  • trap
  • This minimum can trap atoms which are low-field-seeking if they do not have enough kinetic energy to escape the minimum. (wikipedia.org)
  • Laser cooling in a magneto-optical trap (MOT) is typically used to cool atoms down to the microkelvin range. (wikipedia.org)
  • physics
  • Atoms are small enough that attempting to predict their behavior using classical physics - as if they were billiard balls , for example - gives noticeably incorrect predictions due to quantum effects . (wikipedia.org)
  • No, the laws of physics didn't change overnight, but our knowledge of how strong atoms are held together did have to be readjusted a bit in light of a new experiment conducted at Harvard University. (innovations-report.com)
  • Although such traps have been employed for many purposes in physics research, they are best known as the last stage in cooling atoms to achieve Bose-Einstein condensation. (wikipedia.org)
  • Atom interferometers have many uses in fundamental physics including measurements of the gravitational constant, the fine-structure constant, the universality of free fall, and have been proposed as a method to detect gravitational waves. (wikipedia.org)
  • tend
  • Like a ball rolling down a hill, these atoms will tend to occupy locations with higher fields and are known as "high-field-seeking" atoms. (wikipedia.org)
  • nucleus
  • In addition to bonding, AIM allows the calculation of certain physical properties on a per-atom basis, by dividing space up into atomic volumes containing exactly one nucleus, which acts as a local attractor of the electron density. (wikipedia.org)
  • Experiments by Ernest Rutherford in 1909 showed the structure of the atom to be a dense, positive nucleus with a light, negative charge orbiting around it. (wikipedia.org)
  • form
  • In fact, these two definitions do not form a closed loop, as they would if it were stated that an element is something made up of atoms. (encyclopedia.com)
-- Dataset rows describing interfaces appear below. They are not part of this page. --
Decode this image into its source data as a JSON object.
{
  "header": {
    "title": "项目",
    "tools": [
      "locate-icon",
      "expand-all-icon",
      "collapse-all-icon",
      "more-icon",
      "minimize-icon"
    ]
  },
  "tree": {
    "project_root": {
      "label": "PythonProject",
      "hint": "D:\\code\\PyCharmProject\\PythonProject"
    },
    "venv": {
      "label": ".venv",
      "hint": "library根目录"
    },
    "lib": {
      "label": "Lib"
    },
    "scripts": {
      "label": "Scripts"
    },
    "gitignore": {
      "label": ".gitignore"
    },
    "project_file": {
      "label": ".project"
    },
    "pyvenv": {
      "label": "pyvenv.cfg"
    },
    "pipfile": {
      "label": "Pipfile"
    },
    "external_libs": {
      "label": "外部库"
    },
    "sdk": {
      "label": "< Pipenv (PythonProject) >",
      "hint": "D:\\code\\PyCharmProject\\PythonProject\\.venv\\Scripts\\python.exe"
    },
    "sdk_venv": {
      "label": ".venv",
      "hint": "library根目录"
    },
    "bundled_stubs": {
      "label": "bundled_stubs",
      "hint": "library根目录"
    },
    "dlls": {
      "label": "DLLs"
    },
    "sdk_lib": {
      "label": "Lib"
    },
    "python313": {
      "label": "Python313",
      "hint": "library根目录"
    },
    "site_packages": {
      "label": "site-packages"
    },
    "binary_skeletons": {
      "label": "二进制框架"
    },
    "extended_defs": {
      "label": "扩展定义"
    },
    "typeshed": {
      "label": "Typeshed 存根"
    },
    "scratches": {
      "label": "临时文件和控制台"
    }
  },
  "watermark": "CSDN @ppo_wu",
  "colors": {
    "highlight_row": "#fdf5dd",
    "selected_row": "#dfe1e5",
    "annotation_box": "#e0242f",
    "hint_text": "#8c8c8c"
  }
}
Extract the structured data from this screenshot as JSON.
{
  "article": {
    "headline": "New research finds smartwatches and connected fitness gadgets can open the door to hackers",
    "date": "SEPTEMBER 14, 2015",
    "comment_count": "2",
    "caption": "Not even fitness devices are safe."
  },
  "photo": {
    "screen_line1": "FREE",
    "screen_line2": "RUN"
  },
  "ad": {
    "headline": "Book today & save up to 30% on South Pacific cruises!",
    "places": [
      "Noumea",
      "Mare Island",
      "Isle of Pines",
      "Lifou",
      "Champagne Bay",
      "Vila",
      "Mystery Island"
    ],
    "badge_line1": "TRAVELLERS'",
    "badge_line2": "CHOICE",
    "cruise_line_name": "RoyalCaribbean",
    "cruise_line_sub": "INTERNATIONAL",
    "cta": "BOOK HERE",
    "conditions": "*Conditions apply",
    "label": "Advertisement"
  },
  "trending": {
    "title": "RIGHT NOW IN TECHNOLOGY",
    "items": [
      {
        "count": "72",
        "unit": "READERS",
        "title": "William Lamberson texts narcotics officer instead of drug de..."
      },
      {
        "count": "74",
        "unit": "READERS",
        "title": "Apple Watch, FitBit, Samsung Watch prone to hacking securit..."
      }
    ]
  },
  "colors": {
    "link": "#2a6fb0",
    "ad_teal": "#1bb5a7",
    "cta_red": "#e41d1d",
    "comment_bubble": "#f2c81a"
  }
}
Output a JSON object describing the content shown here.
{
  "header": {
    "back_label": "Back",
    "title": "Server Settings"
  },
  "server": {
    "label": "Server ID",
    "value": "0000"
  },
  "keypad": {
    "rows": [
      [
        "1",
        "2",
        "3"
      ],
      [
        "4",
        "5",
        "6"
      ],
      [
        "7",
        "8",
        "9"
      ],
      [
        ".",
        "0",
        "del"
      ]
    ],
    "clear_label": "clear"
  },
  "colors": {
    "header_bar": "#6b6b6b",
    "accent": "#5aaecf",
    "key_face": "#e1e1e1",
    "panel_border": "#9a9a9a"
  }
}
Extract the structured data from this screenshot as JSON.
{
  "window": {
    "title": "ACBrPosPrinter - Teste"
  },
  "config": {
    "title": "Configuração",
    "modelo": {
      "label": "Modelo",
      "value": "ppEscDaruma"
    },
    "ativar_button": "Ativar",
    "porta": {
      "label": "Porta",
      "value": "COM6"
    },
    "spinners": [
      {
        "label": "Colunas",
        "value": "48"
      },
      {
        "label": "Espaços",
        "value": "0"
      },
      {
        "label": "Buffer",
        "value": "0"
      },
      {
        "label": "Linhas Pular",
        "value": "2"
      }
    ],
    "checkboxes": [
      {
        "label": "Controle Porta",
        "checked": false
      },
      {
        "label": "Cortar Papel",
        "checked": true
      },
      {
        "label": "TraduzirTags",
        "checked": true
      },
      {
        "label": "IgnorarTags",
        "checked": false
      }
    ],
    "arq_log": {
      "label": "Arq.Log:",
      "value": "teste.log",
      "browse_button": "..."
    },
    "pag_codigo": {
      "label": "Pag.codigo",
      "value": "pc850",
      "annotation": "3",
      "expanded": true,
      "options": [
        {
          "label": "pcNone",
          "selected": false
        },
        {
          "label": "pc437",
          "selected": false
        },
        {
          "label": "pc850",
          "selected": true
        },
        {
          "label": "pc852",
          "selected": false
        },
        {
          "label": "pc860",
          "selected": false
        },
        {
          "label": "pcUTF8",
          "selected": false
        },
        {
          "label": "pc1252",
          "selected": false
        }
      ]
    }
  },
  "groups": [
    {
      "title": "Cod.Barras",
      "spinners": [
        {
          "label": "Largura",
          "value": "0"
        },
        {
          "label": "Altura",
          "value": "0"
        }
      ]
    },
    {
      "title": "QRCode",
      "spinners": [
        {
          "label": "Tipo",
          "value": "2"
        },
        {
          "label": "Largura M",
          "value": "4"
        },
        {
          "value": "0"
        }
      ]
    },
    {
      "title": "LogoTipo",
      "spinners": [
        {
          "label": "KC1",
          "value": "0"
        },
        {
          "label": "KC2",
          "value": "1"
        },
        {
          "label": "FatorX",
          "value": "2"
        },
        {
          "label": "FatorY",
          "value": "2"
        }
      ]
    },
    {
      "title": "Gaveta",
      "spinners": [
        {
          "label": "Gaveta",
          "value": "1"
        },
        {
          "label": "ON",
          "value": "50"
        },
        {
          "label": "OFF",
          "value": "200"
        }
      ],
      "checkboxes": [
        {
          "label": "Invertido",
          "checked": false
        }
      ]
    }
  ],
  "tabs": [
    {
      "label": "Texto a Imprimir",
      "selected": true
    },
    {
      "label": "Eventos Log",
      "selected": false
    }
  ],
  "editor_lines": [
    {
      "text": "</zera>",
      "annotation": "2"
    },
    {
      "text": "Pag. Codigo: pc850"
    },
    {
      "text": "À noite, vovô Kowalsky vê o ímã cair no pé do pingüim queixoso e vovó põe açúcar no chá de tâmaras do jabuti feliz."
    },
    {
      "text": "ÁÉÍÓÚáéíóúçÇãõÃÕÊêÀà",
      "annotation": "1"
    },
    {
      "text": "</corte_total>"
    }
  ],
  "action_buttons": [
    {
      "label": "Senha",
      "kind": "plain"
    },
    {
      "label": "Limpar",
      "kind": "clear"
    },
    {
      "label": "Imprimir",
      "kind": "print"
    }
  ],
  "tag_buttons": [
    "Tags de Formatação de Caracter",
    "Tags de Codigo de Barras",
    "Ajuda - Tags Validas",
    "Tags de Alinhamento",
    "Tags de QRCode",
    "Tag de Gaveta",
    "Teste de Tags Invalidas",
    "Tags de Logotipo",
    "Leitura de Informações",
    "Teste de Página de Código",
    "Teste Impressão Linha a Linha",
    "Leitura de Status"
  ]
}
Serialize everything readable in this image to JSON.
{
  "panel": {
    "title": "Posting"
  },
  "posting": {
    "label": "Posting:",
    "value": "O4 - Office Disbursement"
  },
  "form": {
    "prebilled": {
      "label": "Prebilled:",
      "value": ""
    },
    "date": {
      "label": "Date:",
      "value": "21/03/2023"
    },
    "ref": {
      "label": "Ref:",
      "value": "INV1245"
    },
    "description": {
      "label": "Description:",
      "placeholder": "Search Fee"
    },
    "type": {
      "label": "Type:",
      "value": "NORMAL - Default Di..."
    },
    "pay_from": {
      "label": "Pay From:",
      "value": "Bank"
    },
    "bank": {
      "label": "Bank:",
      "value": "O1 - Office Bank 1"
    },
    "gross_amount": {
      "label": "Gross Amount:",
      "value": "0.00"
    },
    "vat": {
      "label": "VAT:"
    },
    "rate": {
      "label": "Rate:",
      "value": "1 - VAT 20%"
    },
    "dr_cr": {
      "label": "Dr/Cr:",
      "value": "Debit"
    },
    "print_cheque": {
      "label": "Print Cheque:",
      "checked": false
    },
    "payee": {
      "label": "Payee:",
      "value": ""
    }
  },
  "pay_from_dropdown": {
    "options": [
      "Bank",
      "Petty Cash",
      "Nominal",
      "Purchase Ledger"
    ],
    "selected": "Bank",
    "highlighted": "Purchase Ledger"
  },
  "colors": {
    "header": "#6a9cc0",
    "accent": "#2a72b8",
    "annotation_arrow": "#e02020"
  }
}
  • Sometimes several metal atoms on magnetite form small clusters. (innovations-report.com)
  • When one mobilized platinum atom finds another, they can form a bond - as long as both of them are being lifted up by carbon monoxide, diminishing the influence of the magnetite below. (innovations-report.com)
  • Source
  • JSA #7-9) - Atom-Smasher and the JSA watched a news bulletin about a disturbance in Milwaukee, and Sentinel correctly guessed that his son Obsidian was the source of the trouble. (angelfire.com)
  • Science
  • But then one day, your science teacher says that everything in the world is made up of the same basic components, called atoms. (hobartpulp.com)
  • made
  • An element, on the other hand, is - as stated in its definition - made up of only one kind of atom. (encyclopedia.com)
  • context
  • Atom, on the other hand, uses the standard xml:lang attribute to make it possible to specify a language context for every piece of human-readable content in the feed. (wikipedia.org)